Brooks said that he maintains a strict regime with employees, not allowing them to spend more than 15-20 minutes in the tank at a time. A lookout worker is positioned at the mouth of the tank to monitor those below.
“Every time somebody goes down, somebody has to be at the top of the hole. He is on a harness with a rope, so in case of anything, you can pull up that harness, so you pull him up with the rope,” Brooks elaborated.
Winston Walsh of Cesspool Solutions General Haulage and Services in St Elizabeth expressed discomfort with entering a pit.
“We draw from outside of the pit. I have never gone into a pit and I have never sent someone into a pit. I don’t like that part of the job,” he said.
Despite not entering pits, his company still takes precautions before removing waste.
“When you open the pit, you don’t look into the pit and you don’t bend over; you just open it and walk away. When you come back, you put your hose in,” he explained.
Additional safeguards, said Walsh, include the wearing of double-filter 3M masks with replaceable cartridges and a transparent face piece that locks in the face.

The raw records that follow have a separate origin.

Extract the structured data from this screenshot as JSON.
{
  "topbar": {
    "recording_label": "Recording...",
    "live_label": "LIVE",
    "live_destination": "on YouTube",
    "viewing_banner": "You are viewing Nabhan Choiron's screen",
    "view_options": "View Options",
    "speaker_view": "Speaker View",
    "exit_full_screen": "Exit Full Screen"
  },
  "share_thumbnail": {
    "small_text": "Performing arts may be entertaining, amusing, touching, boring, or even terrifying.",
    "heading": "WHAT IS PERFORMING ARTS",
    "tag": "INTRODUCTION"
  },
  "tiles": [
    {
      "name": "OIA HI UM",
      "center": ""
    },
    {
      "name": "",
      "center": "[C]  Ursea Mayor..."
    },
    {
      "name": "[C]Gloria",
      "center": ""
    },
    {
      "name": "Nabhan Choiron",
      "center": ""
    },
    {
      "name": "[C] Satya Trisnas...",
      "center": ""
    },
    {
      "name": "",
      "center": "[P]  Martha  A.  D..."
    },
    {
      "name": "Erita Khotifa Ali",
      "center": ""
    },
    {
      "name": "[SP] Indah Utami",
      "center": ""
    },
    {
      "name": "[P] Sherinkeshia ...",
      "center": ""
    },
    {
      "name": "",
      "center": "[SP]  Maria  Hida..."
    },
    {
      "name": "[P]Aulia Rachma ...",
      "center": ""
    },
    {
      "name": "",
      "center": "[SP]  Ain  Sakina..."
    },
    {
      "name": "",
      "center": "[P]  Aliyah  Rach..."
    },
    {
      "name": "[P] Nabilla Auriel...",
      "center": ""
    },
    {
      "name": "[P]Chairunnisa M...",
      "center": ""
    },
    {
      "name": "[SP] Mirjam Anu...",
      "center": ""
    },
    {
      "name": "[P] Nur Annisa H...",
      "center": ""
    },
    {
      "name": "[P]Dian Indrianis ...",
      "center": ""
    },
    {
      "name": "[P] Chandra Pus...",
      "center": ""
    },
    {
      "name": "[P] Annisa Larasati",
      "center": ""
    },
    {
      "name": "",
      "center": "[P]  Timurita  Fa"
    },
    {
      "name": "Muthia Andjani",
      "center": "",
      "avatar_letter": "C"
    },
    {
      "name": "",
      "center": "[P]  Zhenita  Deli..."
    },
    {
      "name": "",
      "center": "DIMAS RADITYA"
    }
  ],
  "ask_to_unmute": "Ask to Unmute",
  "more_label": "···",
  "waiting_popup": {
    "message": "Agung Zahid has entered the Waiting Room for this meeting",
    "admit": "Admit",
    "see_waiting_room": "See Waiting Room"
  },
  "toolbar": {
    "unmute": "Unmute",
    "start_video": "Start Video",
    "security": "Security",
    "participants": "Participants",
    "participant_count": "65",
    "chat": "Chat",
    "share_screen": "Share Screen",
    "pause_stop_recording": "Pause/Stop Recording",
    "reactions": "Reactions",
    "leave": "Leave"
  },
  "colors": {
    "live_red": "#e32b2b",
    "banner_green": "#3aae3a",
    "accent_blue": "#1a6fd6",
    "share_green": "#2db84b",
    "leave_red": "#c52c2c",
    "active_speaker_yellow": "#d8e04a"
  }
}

Joseph Parker from Hibiscus Guest House and Cesspool Specialist is disappointed that there is no independent authority to provide training and to regulate the industry. His knowledge and competence are the culmination of about 30 years of on-the-job training.
But he is calling for the Ministry of Health and Wellness to step in.
“I learned on the job because as far as I am concerned, I don’t know of anywhere to be trained. It would be so good if you could have training,” Parker said.
The Moneague incident is not the first such cesspool tragedy in Jamaica. Almost 16 years to the day, three workers at the Jamaica Public Service Company’s (JPS) Old Harbour power plant in St Catherine died after losing consciousness after inhaling what was believed to be hydrogen sulphide.
“When me and my second went to assist the men who died, I saw my second drop. When I reached down into the hole, I began experiencing short(ness) of breath and my tongue getting heavy. I had to come out back,” Glenford Campbell, one of the workmen, reported at the time.
Kahwa said that the Moneague circumstances mirrored those in Old Harbour.
In 2015, Robert Chung, then senior director for the Occupational Health and Safety Department in the Ministry of Labour, highlighted that in 2007, the National Workplace Condition Index showed that only 58 per cent of worksites achieved optimal working conditions.
Kahwa lamented the foot-dragging of the occupational safety law through the nation’s Parliament.
“If we had the occupational health and safety law, with standards on how workers should treat with potentially hazardous situations, that would help,” the professor said.